We hear the question every day: what is more important for student learning, the quality of time in school or the quantity? What years of study have demonstrated is that this question itself is a false choice.

This week, NCTL hosted a science event with the The After-School Corporation (TASC) and the Noyce Foundation at the American Natural History Museum in New York.

This post, by Jennifer Davis, Co-Founder & President of NCTL, was originally posted on The Quick and the Ed, April 4, 2012.

As Education Sector’s Elena Silva describes in her new report, Off the Clock:  What More Time Can (and Can’t) Do for Turnarounds, expanding learning time ...

This is a guest post from Michael Pernick, a Program Associate for NCTL.

On March 6th, the Mississippi House Committee on Education had three bills on its docket directly related to the length of the school year.

When debating the value of more school time, it is not uncommon to hear the argument that more time will not guarantee higher student proficiency and that what ultimately matters is the quality of instruction, not the quantity of time in school. To which I say, “Exactly!”

This is a guest post from NCTL's Co-Founder & President, Jennifer Davis.

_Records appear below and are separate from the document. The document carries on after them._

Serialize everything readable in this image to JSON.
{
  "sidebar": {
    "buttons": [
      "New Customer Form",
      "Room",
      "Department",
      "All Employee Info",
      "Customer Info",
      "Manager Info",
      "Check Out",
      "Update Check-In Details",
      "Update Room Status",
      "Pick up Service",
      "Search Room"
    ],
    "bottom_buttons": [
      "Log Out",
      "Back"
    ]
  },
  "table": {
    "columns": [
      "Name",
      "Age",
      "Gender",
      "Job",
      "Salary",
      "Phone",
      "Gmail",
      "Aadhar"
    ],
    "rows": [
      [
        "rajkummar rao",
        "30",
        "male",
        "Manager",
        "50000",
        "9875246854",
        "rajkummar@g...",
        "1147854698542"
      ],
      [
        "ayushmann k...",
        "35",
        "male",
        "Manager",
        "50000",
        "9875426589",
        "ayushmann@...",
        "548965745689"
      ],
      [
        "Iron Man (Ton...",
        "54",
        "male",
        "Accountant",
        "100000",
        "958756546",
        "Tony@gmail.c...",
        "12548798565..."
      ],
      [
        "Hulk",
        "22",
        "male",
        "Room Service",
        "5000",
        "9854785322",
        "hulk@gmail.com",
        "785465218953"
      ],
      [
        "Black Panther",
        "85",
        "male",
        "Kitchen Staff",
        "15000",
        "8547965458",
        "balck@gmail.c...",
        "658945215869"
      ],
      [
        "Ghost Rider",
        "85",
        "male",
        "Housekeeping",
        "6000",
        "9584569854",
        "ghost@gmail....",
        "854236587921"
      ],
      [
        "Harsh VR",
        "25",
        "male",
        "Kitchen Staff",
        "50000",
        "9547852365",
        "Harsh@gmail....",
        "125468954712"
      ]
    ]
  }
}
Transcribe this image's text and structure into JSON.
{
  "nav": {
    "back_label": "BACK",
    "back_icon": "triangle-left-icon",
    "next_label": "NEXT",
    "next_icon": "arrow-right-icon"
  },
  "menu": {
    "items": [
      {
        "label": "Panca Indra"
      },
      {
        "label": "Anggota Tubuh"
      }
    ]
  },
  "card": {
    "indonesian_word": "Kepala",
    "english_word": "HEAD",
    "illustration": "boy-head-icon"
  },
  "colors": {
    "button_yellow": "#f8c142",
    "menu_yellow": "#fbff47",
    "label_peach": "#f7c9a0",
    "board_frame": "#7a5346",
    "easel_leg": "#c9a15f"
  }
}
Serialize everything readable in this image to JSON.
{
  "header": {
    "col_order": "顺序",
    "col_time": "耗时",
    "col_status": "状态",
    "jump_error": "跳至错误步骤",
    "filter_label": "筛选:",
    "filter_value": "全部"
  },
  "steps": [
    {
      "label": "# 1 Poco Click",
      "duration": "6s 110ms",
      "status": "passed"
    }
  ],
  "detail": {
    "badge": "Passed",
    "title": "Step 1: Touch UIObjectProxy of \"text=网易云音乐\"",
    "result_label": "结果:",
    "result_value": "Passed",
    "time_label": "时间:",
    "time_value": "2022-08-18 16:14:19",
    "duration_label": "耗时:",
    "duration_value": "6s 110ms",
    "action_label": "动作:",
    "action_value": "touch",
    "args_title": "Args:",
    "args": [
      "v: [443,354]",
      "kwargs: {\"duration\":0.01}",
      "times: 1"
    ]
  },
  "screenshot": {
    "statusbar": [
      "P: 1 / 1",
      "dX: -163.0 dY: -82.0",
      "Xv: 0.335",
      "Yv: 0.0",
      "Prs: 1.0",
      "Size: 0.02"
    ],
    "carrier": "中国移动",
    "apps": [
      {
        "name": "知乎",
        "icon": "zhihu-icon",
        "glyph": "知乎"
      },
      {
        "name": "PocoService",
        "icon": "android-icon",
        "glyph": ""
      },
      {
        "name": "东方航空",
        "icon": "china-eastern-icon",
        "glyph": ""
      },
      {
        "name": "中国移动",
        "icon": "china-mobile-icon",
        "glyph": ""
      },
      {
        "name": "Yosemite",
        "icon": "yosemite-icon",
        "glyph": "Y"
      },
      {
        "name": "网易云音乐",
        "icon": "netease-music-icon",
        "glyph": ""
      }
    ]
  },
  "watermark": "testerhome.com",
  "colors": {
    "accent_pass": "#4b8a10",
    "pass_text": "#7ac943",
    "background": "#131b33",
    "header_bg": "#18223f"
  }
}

I was in Washington, D.C. when President Obama outlined his education agenda at a Hispanic Chamber of Commerce meeting in 2009. The President raised his concern about the American school calendar:

This is a guest post from Blair Brown, NCTL's Director of Communications & External Affairs.

“It is something you make,” so said Geoff Rose, a fourth-grade teacher at the Dever-McCormack School in Boston, at WNET’s Celebration of Teaching & Learning, last Friday.

This is a guest post from Kyle Linhares, Policy Assistant at NCTL.

During a hearing on global competition on Thursday, Senator Bingaman (D-NM) called out more time on task as an important strategy for keeping American students competitive with their international peers.

Recently a story came to my attention that, for some reason, struck me as from the realm of the imaginary. A school leader, in this case Superintendent William Habermehl of Orange County, California, stood up during his annual state of education address and called for a school year that was at least 15 days longer.

This is a guest post from Puja Thakkar, a Program Associate for NCTL's State & District Engagement and School Transformation team.

Have you ever wondered what tacos and school turnaround have in common?  Last month, state and district leaders from 26 districts across the country came together in Washington, DC to find out.